  • The red sheep tick is identified with Tick paralysis, Tick Borne Encephalitis virus, Tribec virus, Bhanja virus, Crimean-Congo haemorrhagic fever virus, Babesia bovis, Theileria recondita, Coxiella burneti, Francisella tularensis. Babesia major, Babesia bigemina, Theileria mutans, Anaplasma marginale and Anaplasma centrale

    Sheep: Babesia motasi, Theileria ovis


Red sheep tick, Adult female dorsal view

Bat tick found for the first time in New Jersey

Bat tick found for the first time in New Jersey

A tick species associated with bats has been reported for the first time in New Jersey and could pose health risks to people, pets and livestock, according to a Rutgers-led study in the Journal of Medical Entomology.

This species (Carios kelleyi) is a “soft” . Deer ticks, which carry Lyme disease, are an example of “hard” ticks.

“All ticks feed on blood and may transmit pathogens (disease-causing microbes) during feeding,” said lead author James L. Occi, a doctoral student in the Rutgers Center for Vector Biology at Rutgers University-New Brunswick. “We need to be aware that if you remove from your belfry, attic or elsewhere indoors, ticks that fed on those bats may stay behind and come looking for a new source of blood. There are records of C. kelleyi biting humans.”  (See link for article)

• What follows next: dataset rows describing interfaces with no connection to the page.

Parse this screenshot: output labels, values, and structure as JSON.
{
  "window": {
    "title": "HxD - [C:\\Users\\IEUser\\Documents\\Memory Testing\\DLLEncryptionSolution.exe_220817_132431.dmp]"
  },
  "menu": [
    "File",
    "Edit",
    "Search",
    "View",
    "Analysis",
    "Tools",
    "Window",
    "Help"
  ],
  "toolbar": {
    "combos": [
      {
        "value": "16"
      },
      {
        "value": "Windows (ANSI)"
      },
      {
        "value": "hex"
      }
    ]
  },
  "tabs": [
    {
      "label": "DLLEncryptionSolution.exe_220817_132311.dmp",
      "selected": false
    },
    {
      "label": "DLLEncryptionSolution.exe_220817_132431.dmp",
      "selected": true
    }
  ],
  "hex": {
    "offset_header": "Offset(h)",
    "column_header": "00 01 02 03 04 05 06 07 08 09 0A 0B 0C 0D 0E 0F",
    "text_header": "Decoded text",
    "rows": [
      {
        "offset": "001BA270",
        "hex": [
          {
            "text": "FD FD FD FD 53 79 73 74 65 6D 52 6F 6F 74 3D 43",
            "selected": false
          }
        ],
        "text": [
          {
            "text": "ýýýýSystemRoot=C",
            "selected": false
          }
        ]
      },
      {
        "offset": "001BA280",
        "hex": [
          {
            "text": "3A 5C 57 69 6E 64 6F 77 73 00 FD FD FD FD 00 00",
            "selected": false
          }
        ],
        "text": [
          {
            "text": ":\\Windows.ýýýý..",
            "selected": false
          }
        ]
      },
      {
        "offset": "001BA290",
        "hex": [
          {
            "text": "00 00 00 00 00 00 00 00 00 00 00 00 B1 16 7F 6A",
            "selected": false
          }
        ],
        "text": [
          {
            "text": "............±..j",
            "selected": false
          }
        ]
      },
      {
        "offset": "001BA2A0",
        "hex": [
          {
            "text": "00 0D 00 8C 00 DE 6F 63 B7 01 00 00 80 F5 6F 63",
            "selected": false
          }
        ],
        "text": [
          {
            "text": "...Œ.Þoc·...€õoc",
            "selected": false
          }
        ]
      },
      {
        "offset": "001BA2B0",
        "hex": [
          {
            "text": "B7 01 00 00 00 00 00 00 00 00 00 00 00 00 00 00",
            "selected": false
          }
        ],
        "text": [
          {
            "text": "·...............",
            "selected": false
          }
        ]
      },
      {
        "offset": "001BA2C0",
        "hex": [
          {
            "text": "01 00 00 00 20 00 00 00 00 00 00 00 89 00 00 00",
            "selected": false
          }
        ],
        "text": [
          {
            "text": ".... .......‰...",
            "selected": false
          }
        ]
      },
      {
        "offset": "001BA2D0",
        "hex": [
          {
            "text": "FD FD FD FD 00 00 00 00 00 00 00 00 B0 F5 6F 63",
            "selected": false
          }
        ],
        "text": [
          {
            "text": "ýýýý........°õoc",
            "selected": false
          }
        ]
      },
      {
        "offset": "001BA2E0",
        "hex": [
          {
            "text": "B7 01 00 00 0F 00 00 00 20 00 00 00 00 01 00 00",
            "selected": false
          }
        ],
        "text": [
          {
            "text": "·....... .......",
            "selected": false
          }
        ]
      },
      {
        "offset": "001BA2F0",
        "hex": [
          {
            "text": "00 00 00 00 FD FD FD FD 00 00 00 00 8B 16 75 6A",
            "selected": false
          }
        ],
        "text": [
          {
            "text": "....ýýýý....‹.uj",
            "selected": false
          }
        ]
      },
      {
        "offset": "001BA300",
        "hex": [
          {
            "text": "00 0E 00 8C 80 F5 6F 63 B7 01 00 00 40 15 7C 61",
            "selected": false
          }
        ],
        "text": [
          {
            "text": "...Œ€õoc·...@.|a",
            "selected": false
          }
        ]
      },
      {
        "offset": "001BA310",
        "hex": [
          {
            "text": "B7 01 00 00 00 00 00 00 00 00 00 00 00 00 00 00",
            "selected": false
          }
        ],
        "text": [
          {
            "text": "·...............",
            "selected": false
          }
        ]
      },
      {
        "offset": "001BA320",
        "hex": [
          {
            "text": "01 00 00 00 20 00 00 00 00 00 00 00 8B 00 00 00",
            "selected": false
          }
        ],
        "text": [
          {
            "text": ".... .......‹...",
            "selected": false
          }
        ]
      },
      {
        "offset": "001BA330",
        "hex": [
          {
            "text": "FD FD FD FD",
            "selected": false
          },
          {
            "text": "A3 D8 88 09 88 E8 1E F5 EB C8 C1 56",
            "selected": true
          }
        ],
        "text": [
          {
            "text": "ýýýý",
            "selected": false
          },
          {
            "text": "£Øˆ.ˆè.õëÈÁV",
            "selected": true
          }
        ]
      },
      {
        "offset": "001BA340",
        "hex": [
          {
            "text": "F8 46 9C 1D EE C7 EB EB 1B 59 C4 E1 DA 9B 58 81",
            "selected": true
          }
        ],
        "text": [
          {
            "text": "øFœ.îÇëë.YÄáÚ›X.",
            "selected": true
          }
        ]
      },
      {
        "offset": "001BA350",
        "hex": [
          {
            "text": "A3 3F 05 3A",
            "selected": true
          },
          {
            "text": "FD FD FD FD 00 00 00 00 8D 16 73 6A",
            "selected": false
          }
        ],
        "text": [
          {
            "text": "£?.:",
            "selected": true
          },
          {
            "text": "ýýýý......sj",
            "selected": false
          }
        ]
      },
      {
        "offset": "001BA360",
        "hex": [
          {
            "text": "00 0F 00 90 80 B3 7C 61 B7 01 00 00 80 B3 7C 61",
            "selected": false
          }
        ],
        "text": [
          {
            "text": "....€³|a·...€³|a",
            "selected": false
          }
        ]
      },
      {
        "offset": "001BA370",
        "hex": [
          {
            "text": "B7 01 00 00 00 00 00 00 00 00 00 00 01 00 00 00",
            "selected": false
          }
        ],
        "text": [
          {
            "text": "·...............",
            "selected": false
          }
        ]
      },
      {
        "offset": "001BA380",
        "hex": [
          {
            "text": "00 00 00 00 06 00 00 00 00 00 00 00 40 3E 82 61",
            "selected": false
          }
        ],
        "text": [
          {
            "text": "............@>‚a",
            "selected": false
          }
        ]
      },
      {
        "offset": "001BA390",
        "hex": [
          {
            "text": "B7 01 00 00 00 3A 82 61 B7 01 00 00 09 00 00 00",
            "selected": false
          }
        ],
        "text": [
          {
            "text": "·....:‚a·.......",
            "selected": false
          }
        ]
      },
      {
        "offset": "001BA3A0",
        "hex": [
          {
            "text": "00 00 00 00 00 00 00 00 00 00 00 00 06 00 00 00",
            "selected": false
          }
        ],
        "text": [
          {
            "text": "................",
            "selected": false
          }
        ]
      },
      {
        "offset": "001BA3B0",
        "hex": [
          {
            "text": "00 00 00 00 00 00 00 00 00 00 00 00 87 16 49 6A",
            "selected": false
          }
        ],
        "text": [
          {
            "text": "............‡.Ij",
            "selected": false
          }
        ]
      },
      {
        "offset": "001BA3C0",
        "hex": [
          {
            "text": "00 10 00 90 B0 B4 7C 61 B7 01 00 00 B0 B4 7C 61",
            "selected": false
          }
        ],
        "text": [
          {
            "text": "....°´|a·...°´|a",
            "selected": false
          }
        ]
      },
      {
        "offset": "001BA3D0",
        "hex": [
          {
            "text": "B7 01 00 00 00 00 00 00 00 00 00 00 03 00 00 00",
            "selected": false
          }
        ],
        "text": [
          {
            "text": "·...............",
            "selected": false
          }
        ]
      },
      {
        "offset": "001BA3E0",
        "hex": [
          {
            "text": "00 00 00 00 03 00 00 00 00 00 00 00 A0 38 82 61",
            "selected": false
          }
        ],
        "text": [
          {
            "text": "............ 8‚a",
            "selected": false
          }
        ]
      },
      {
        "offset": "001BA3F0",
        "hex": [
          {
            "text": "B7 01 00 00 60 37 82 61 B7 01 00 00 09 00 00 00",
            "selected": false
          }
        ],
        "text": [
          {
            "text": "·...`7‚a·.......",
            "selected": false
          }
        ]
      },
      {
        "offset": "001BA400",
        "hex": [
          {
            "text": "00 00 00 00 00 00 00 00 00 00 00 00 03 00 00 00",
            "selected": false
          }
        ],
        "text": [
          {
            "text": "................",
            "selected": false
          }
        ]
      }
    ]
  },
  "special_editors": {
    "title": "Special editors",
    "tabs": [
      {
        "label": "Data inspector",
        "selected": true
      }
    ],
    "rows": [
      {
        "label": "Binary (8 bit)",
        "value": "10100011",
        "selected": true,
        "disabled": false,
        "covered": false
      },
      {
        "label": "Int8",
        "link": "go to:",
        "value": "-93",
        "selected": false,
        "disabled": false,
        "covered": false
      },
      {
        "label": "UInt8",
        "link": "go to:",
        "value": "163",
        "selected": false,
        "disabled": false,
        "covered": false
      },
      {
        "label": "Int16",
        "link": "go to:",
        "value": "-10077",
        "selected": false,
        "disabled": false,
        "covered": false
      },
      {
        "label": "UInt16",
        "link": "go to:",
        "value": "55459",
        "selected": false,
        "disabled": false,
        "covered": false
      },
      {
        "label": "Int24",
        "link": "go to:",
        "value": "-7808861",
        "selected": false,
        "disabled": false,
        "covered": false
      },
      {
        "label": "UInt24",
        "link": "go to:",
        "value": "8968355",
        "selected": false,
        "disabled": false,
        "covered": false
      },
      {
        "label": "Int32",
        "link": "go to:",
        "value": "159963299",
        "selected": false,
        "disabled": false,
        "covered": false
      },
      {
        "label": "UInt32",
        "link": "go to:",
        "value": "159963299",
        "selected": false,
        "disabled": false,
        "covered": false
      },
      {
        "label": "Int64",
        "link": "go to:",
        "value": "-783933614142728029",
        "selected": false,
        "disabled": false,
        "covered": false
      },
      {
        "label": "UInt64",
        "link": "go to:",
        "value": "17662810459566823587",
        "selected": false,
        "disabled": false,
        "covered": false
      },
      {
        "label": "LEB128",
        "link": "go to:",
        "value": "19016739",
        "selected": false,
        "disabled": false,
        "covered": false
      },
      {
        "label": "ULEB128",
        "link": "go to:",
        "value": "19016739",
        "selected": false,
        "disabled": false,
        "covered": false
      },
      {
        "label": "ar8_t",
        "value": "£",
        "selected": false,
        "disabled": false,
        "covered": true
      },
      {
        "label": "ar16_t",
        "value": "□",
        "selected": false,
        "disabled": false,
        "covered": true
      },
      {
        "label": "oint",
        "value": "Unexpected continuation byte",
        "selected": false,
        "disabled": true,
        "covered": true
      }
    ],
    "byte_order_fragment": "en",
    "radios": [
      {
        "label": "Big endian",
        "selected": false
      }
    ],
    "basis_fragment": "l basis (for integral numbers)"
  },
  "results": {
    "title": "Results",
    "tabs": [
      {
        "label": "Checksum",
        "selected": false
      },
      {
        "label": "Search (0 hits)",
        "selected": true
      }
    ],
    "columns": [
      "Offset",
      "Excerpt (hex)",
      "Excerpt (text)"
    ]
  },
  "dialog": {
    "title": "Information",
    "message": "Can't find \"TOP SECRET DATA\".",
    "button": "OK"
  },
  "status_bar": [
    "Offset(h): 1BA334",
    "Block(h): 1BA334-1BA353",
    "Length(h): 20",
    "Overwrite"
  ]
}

A few important points:

  1. A related species, Carios jersey, was found in amber 2001
  2. C. kelleyi has been found in 29 states so far
  3. Public health risk remains unknown, but it has been found to be infected with harmful pathogens in other states
  4. There are reports of this tick feeding on humans
  5. The bat it feeds on regularly roosts in attics and barns
  6. It has been identified with rickettsia and borrelia (Lyme):
I can’t help but notice the bat connection, as well as the following:  The current pandemic has been accompanied by cases of other illnesses and diseases such as African Swine Flu, Ebola, Bubonic Plague, West Nile Virus, Dengue outbreaks around the world.